◆ **TASK ITEM**
Scan the entries and state how many lines contain "this". Write no other text.

Source records:
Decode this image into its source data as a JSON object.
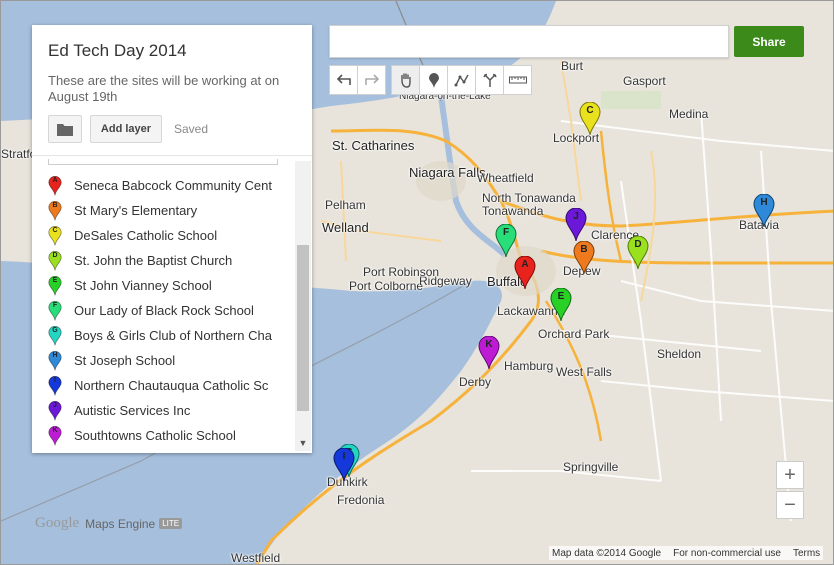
{
  "map": {
    "title": "Ed Tech Day 2014",
    "description": "These are the sites will be working at on August 19th",
    "add_layer_label": "Add layer",
    "saved_label": "Saved",
    "locations": [
      {
        "letter": "A",
        "name": "Seneca Babcock Community Cent",
        "color": "#e8231e"
      },
      {
        "letter": "B",
        "name": "St Mary's Elementary",
        "color": "#ee7a1d"
      },
      {
        "letter": "C",
        "name": "DeSales Catholic School",
        "color": "#e9e11e"
      },
      {
        "letter": "D",
        "name": "St. John the Baptist Church",
        "color": "#9be01e"
      },
      {
        "letter": "E",
        "name": "St John Vianney School",
        "color": "#27d126"
      },
      {
        "letter": "F",
        "name": "Our Lady of Black Rock School",
        "color": "#28de78"
      },
      {
        "letter": "G",
        "name": "Boys & Girls Club of Northern Cha",
        "color": "#22d6c2"
      },
      {
        "letter": "H",
        "name": "St Joseph School",
        "color": "#2e8ad8"
      },
      {
        "letter": "I",
        "name": "Northern Chautauqua Catholic Sc",
        "color": "#1438d9"
      },
      {
        "letter": "J",
        "name": "Autistic Services Inc",
        "color": "#6b18d8"
      },
      {
        "letter": "K",
        "name": "Southtowns Catholic School",
        "color": "#bd1cd4"
      }
    ]
  },
  "search": {
    "placeholder": ""
  },
  "share_label": "Share",
  "toolbar": {
    "icons": [
      "undo-icon",
      "redo-icon",
      "hand-pan-icon",
      "add-marker-icon",
      "draw-line-icon",
      "route-directions-icon",
      "measure-ruler-icon"
    ]
  },
  "zoom": {
    "in_label": "+",
    "out_label": "−"
  },
  "logo": {
    "google": "Google",
    "product": "Maps Engine",
    "badge": "LITE"
  },
  "attribution": {
    "data": "Map data ©2014 Google",
    "usage": "For non-commercial use",
    "terms": "Terms"
  },
  "place_labels": [
    "St. Catharines",
    "Niagara Falls",
    "Niagara-on-the-Lake",
    "Lockport",
    "Gasport",
    "Medina",
    "Wheatfield",
    "North Tonawanda",
    "Tonawanda",
    "Clarence",
    "Batavia",
    "Depew",
    "Buffalo",
    "Lackawanna",
    "Orchard Park",
    "Hamburg",
    "West Falls",
    "Derby",
    "Sheldon",
    "Springville",
    "Dunkirk",
    "Fredonia",
    "Welland",
    "Port Colborne",
    "Ridgeway",
    "Port Robinson",
    "Pelham",
    "Burt",
    "Westfield",
    "Stratford"
  ]
}
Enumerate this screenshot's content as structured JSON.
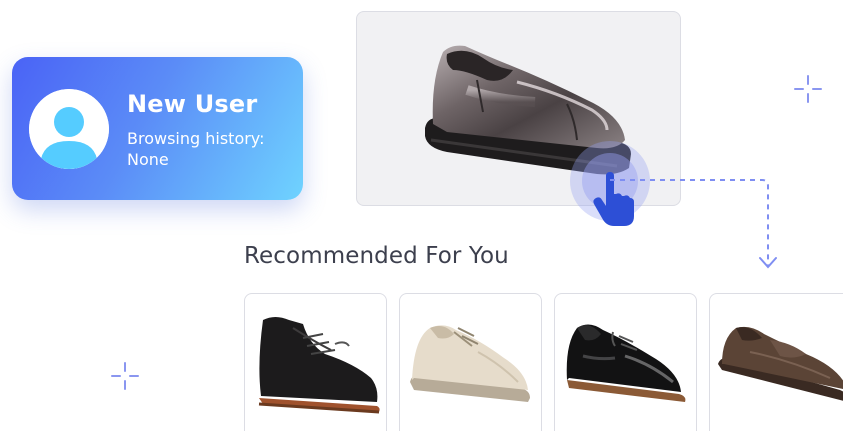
{
  "user": {
    "name": "New User",
    "history": "Browsing history: None"
  },
  "recommended": {
    "title": "Recommended For You",
    "items": [
      {
        "icon": "black-suede-chukka-boot-icon"
      },
      {
        "icon": "beige-leather-derby-shoe-icon"
      },
      {
        "icon": "black-patent-oxford-shoe-icon"
      },
      {
        "icon": "brown-leather-loafer-icon"
      }
    ]
  },
  "featured": {
    "icon": "metallic-slip-on-shoe-icon"
  },
  "colors": {
    "card_gradient_start": "#4a63f6",
    "card_gradient_end": "#6fd3ff",
    "accent": "#5b6cf0",
    "title_text": "#3c3f4d"
  }
}
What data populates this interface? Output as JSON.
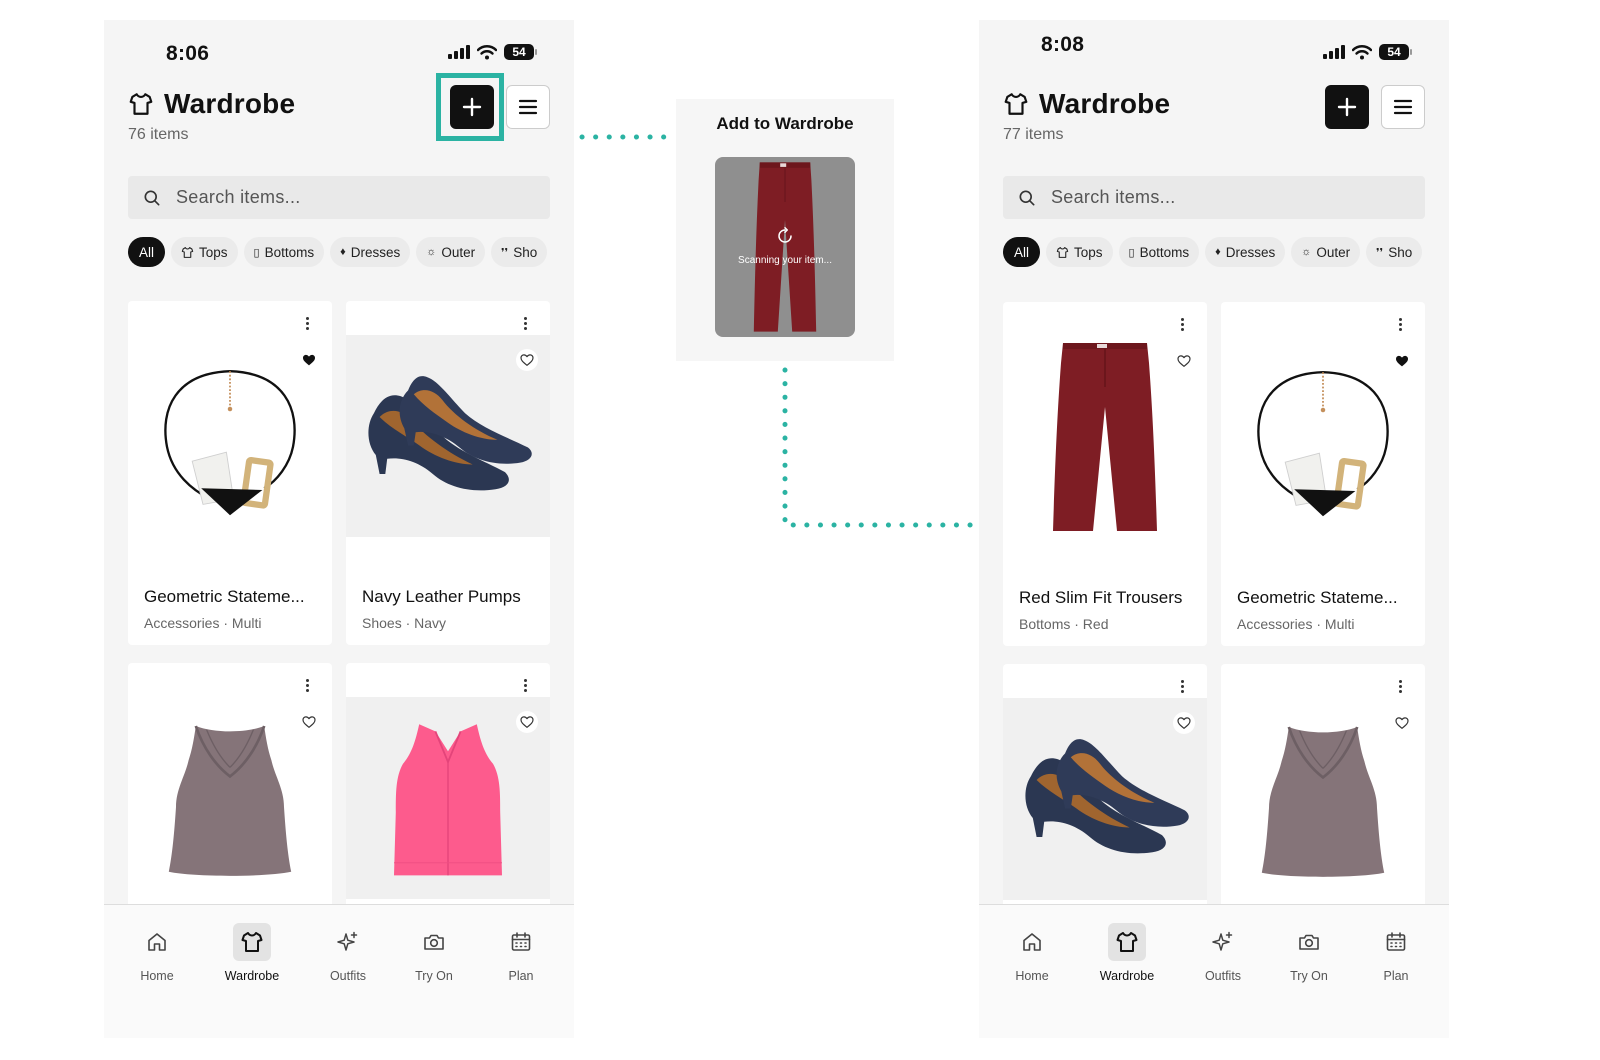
{
  "left_screen": {
    "status_time": "8:06",
    "battery": "54",
    "title": "Wardrobe",
    "item_count": "76 items",
    "search_placeholder": "Search items...",
    "chips": [
      "All",
      "Tops",
      "Bottoms",
      "Dresses",
      "Outer",
      "Sho"
    ],
    "cards": [
      {
        "name": "Geometric Stateme...",
        "meta": "Accessories · Multi",
        "favorited": true,
        "image": "necklace"
      },
      {
        "name": "Navy Leather Pumps",
        "meta": "Shoes · Navy",
        "favorited": false,
        "image": "pumps"
      },
      {
        "name": "",
        "meta": "",
        "favorited": false,
        "image": "mauve-top"
      },
      {
        "name": "",
        "meta": "",
        "favorited": false,
        "image": "pink-top"
      }
    ]
  },
  "modal": {
    "title": "Add to Wardrobe",
    "scanning_text": "Scanning your item..."
  },
  "right_screen": {
    "status_time": "8:08",
    "battery": "54",
    "title": "Wardrobe",
    "item_count": "77 items",
    "search_placeholder": "Search items...",
    "chips": [
      "All",
      "Tops",
      "Bottoms",
      "Dresses",
      "Outer",
      "Sho"
    ],
    "cards": [
      {
        "name": "Red Slim Fit Trousers",
        "meta": "Bottoms · Red",
        "favorited": false,
        "image": "red-trousers"
      },
      {
        "name": "Geometric Stateme...",
        "meta": "Accessories · Multi",
        "favorited": true,
        "image": "necklace"
      },
      {
        "name": "",
        "meta": "",
        "favorited": false,
        "image": "pumps"
      },
      {
        "name": "",
        "meta": "",
        "favorited": false,
        "image": "mauve-top"
      }
    ]
  },
  "tabs": [
    "Home",
    "Wardrobe",
    "Outfits",
    "Try On",
    "Plan"
  ],
  "active_tab": "Wardrobe",
  "colors": {
    "accent_highlight": "#2bb3a3",
    "primary": "#111111",
    "background": "#f5f5f5"
  }
}
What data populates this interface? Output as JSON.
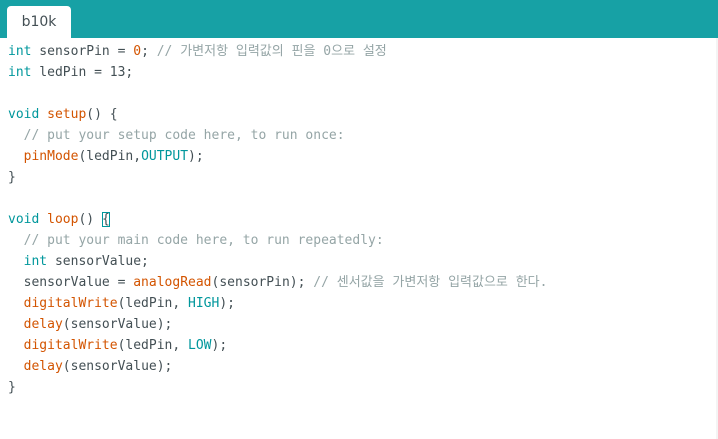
{
  "tab": {
    "label": "b10k"
  },
  "code": {
    "l1": {
      "kw": "int",
      "name": " sensorPin = ",
      "num": "0",
      "rest": ";",
      "comment": " // 가변저항 입력값의 핀을 0으로 설정"
    },
    "l2": {
      "kw": "int",
      "rest": " ledPin = 13;"
    },
    "l4": {
      "kw": "void",
      "fn": " setup",
      "rest": "() {"
    },
    "l5": {
      "comment": "  // put your setup code here, to run once:"
    },
    "l6": {
      "fn": "  pinMode",
      "pre": "(ledPin,",
      "const": "OUTPUT",
      "post": ");"
    },
    "l7": {
      "text": "}"
    },
    "l9": {
      "kw": "void",
      "fn": " loop",
      "pre": "() ",
      "brace": "{"
    },
    "l10": {
      "comment": "  // put your main code here, to run repeatedly:"
    },
    "l11": {
      "indent": "  ",
      "kw": "int",
      "rest": " sensorValue;"
    },
    "l12": {
      "pre": "  sensorValue = ",
      "fn": "analogRead",
      "post": "(sensorPin);",
      "comment": " // 센서값을 가변저항 입력값으로 한다."
    },
    "l13": {
      "fn": "  digitalWrite",
      "pre": "(ledPin, ",
      "const": "HIGH",
      "post": ");"
    },
    "l14": {
      "fn": "  delay",
      "post": "(sensorValue);"
    },
    "l15": {
      "fn": "  digitalWrite",
      "pre": "(ledPin, ",
      "const": "LOW",
      "post": ");"
    },
    "l16": {
      "fn": "  delay",
      "post": "(sensorValue);"
    },
    "l17": {
      "text": "}"
    }
  }
}
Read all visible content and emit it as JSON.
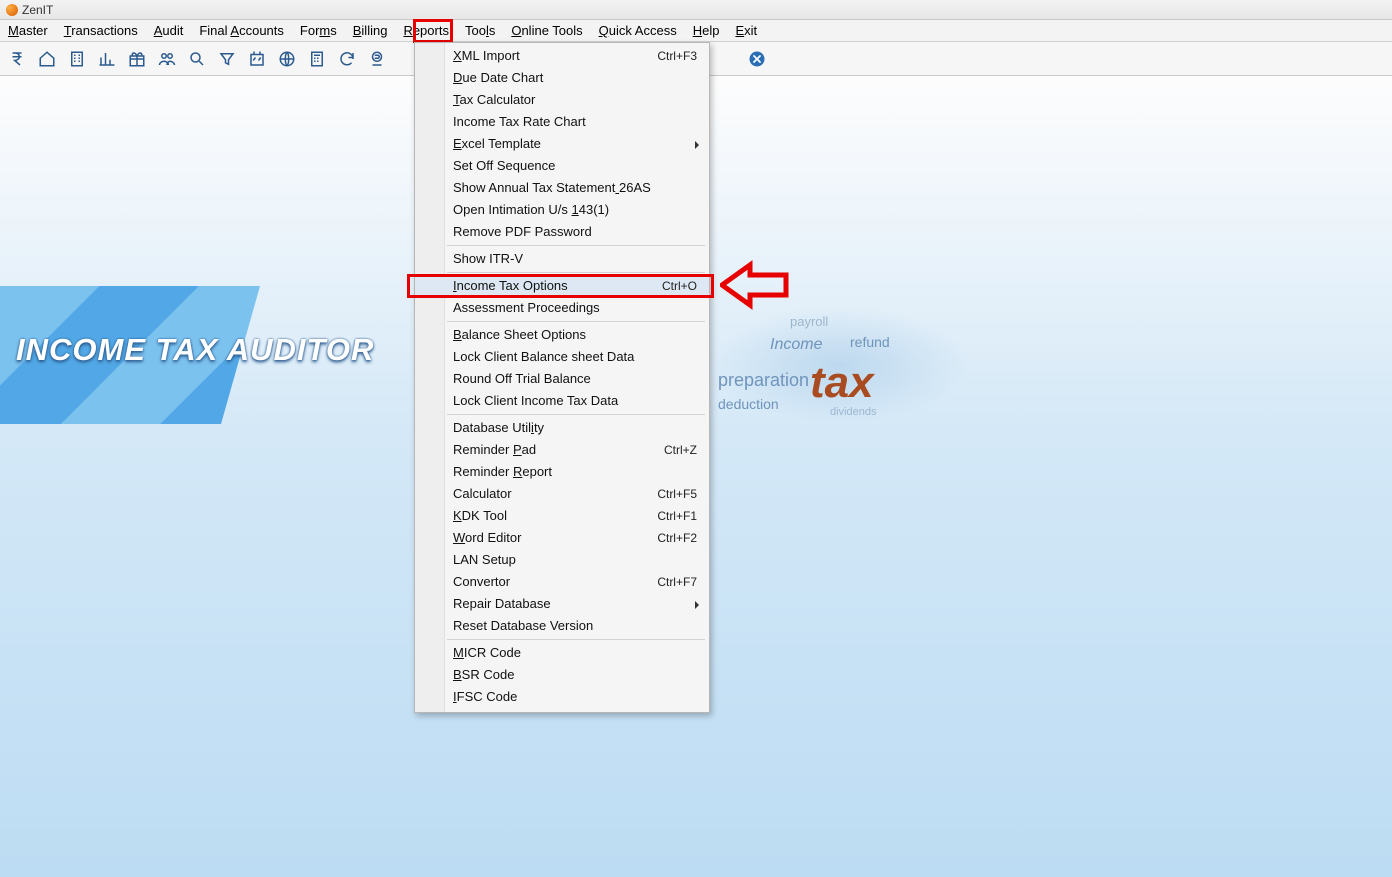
{
  "app": {
    "title": "ZenIT"
  },
  "menubar": [
    {
      "label": "Master",
      "u": 0
    },
    {
      "label": "Transactions",
      "u": 0
    },
    {
      "label": "Audit",
      "u": 0
    },
    {
      "label": "Final Accounts",
      "u": 6
    },
    {
      "label": "Forms",
      "u": 3
    },
    {
      "label": "Billing",
      "u": 0
    },
    {
      "label": "Reports",
      "u": 0
    },
    {
      "label": "Tools",
      "u": 3
    },
    {
      "label": "Online Tools",
      "u": 0
    },
    {
      "label": "Quick Access",
      "u": 0
    },
    {
      "label": "Help",
      "u": 0
    },
    {
      "label": "Exit",
      "u": 0
    }
  ],
  "banner": {
    "title": "INCOME TAX AUDITOR",
    "words": {
      "big": "tax",
      "w1": "preparation",
      "w2": "deduction",
      "w3": "Income",
      "w4": "refund",
      "w5": "payroll",
      "w6": "dividends"
    }
  },
  "dropdown": {
    "groups": [
      [
        {
          "label": "XML Import",
          "u": 0,
          "shortcut": "Ctrl+F3"
        },
        {
          "label": "Due Date Chart",
          "u": 0
        },
        {
          "label": "Tax Calculator",
          "u": 0
        },
        {
          "label": "Income Tax Rate Chart"
        },
        {
          "label": "Excel Template",
          "u": 0,
          "submenu": true
        },
        {
          "label": "Set Off Sequence"
        },
        {
          "label": "Show Annual Tax Statement 26AS",
          "u": 25
        },
        {
          "label": "Open Intimation U/s 143(1)",
          "u": 20
        },
        {
          "label": "Remove PDF Password"
        }
      ],
      [
        {
          "label": "Show ITR-V"
        }
      ],
      [
        {
          "label": "Income Tax Options",
          "u": 0,
          "shortcut": "Ctrl+O",
          "highlight": true
        },
        {
          "label": "Assessment Proceedings"
        }
      ],
      [
        {
          "label": "Balance Sheet Options",
          "u": 0
        },
        {
          "label": "Lock Client Balance sheet Data"
        },
        {
          "label": "Round Off Trial Balance"
        },
        {
          "label": "Lock Client Income Tax Data"
        }
      ],
      [
        {
          "label": "Database Utility",
          "u": 13
        },
        {
          "label": "Reminder Pad",
          "u": 9,
          "shortcut": "Ctrl+Z"
        },
        {
          "label": "Reminder Report",
          "u": 9
        },
        {
          "label": "Calculator",
          "shortcut": "Ctrl+F5"
        },
        {
          "label": "KDK Tool",
          "u": 0,
          "shortcut": "Ctrl+F1"
        },
        {
          "label": "Word Editor",
          "u": 0,
          "shortcut": "Ctrl+F2"
        },
        {
          "label": "LAN Setup"
        },
        {
          "label": "Convertor",
          "shortcut": "Ctrl+F7"
        },
        {
          "label": "Repair Database",
          "u": 15,
          "submenu": true
        },
        {
          "label": "Reset Database Version"
        }
      ],
      [
        {
          "label": "MICR Code",
          "u": 0
        },
        {
          "label": "BSR Code",
          "u": 0
        },
        {
          "label": "IFSC Code",
          "u": 0
        }
      ]
    ]
  }
}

◆ **WRITTEN RESPONSE**
4